Lynx coach and General Manager Cheryl Reeve was sharply critical of the WNBA in her comments to the media before Sunday afternoon's game in Washington.
Reeve's frustration stems from an approximately 12-hour travel day Saturday, as the Lynx attempted to get from Indianapolis — where they played Friday night — to D.C. to play the Mystics to end a stretch in which the team played four times in six days, with a back-to-back thrown in. The day included travel headaches and, according to Reeve, complete silence from the league about the problems.
"I felt we deserved more respect than that,'' Reeve said. "And I felt I deserved more respect than that."
The problem started when the team's direct flight to Washington was canceled after the plane sat on the tarmac for 30 minutes.
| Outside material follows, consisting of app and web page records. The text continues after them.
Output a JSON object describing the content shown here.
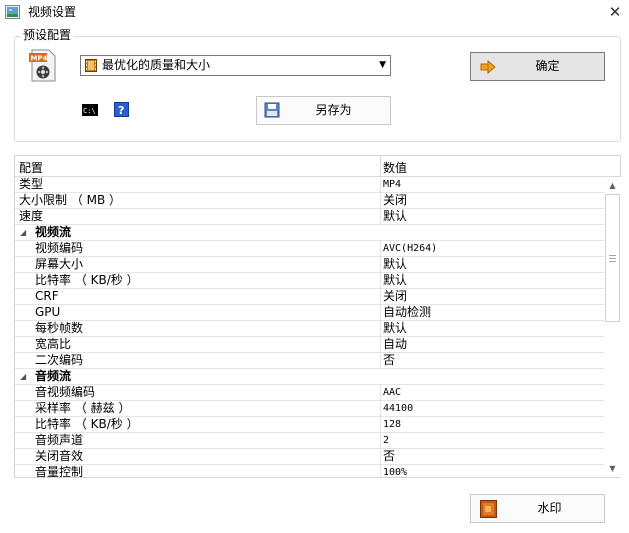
{
  "window": {
    "title": "视频设置",
    "close_glyph": "✕"
  },
  "preset": {
    "group_label": "预设配置",
    "selected": "最优化的质量和大小",
    "confirm_label": "确定",
    "save_as_label": "另存为",
    "cmd_icon_text": "C:\\"
  },
  "grid": {
    "header_name": "配置",
    "header_value": "数值",
    "rows": [
      {
        "name": "类型",
        "value": "MP4"
      },
      {
        "name": "大小限制 （ MB ）",
        "value": "关闭"
      },
      {
        "name": "速度",
        "value": "默认"
      },
      {
        "name": "视频流",
        "category": true
      },
      {
        "name": "视频编码",
        "value": "AVC(H264)"
      },
      {
        "name": "屏幕大小",
        "value": "默认"
      },
      {
        "name": "比特率 （ KB/秒 ）",
        "value": "默认"
      },
      {
        "name": "CRF",
        "value": "关闭"
      },
      {
        "name": "GPU",
        "value": "自动检测"
      },
      {
        "name": "每秒帧数",
        "value": "默认"
      },
      {
        "name": "宽高比",
        "value": "自动"
      },
      {
        "name": "二次编码",
        "value": "否"
      },
      {
        "name": "音频流",
        "category": true
      },
      {
        "name": "音视频编码",
        "value": "AAC"
      },
      {
        "name": "采样率 （ 赫兹 ）",
        "value": "44100"
      },
      {
        "name": "比特率 （ KB/秒 ）",
        "value": "128"
      },
      {
        "name": "音频声道",
        "value": "2"
      },
      {
        "name": "关闭音效",
        "value": "否"
      },
      {
        "name": "音量控制",
        "value": "100%"
      }
    ]
  },
  "watermark": {
    "label": "水印"
  }
}
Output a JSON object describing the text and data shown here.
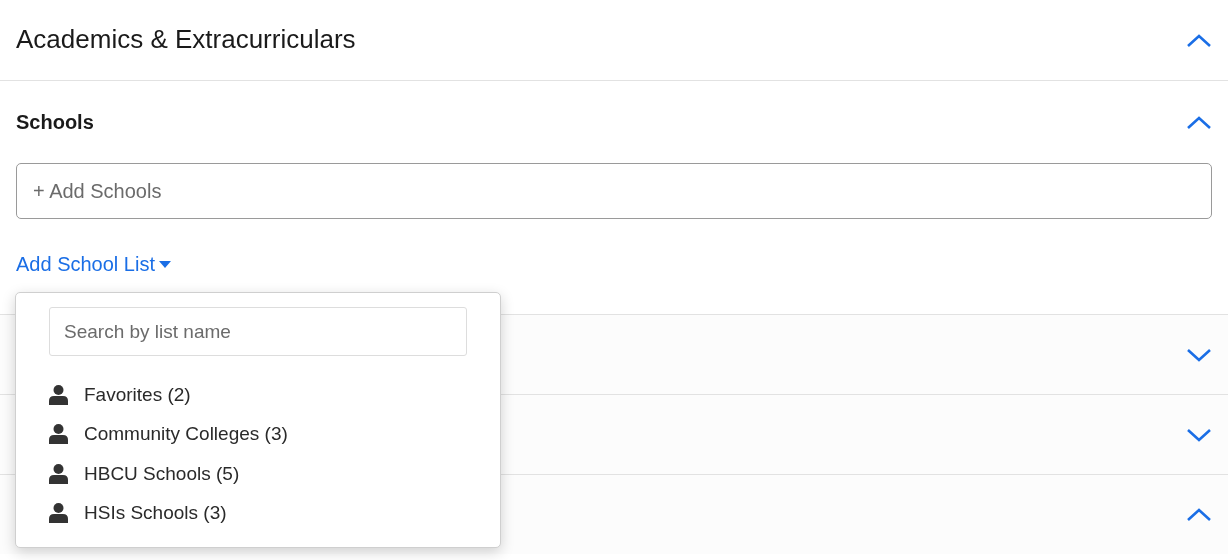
{
  "header": {
    "title": "Academics & Extracurriculars",
    "expanded": true
  },
  "schools": {
    "title": "Schools",
    "expanded": true,
    "field": {
      "placeholder": "+ Add Schools"
    },
    "list_link": "Add School List"
  },
  "school_list_menu": {
    "search": {
      "placeholder": "Search by list name"
    },
    "items": [
      {
        "label": "Favorites (2)"
      },
      {
        "label": "Community Colleges (3)"
      },
      {
        "label": "HBCU Schools (5)"
      },
      {
        "label": "HSIs Schools (3)"
      }
    ]
  },
  "other_sections": [
    {
      "expanded": false
    },
    {
      "expanded": false
    },
    {
      "expanded": true
    }
  ]
}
Then the team had to travel through Chicago, where difficulties forced the team to change airlines.
Ultimately, the Lynx didn't arrive in Washington until around midnight and the players didn't get to their hotels until 1 a.m.
Because WNBA teams still fly commercial, these problems happen. Reeve said she understands that. But she said she alerted the league when things started to go wrong — and again when things went further south — in the hopes an accommodation could be made, like moving the game to later in the day. Or, considering that both teams have multiple days off early this week, postponing the game to Monday.
At the very least, she expected some response. She said she received none.
"It was challenging and disappointing we were in that situation,'' Reeve said. "But probably the greater disappointment was the lack of support we felt in terms of the unresponsive messages to the league. There was no communication with the leadership of the Minnesota Lynx. That, to me, is an epic fail."
Reeve said she heard that the league contacted the Mystics but not the Lynx. The only responses the team received, Reeve said, were messages to assistant GM Clare Duwelius with suggestions for flights.
In his pregame availability, Mystics coach Mike Thibault seemed to dismiss the Lynx's travel concerns, saying travel problems go way back and that it would have been difficult to alter the scheduled game, considering the team was expecting a sellout because of Japanese Heritage Day.
Reeve said it wasn't until the team was finally on the flight to Washington from Chicago — after she had expressed her frustration with the league — that she started getting any kind of response from league leadership.
"But nothing with regard to what we thought would be acceptable,'' Reeve said. "I can't control how other people treat us, and what WNBA leadership thinks of us, or me.''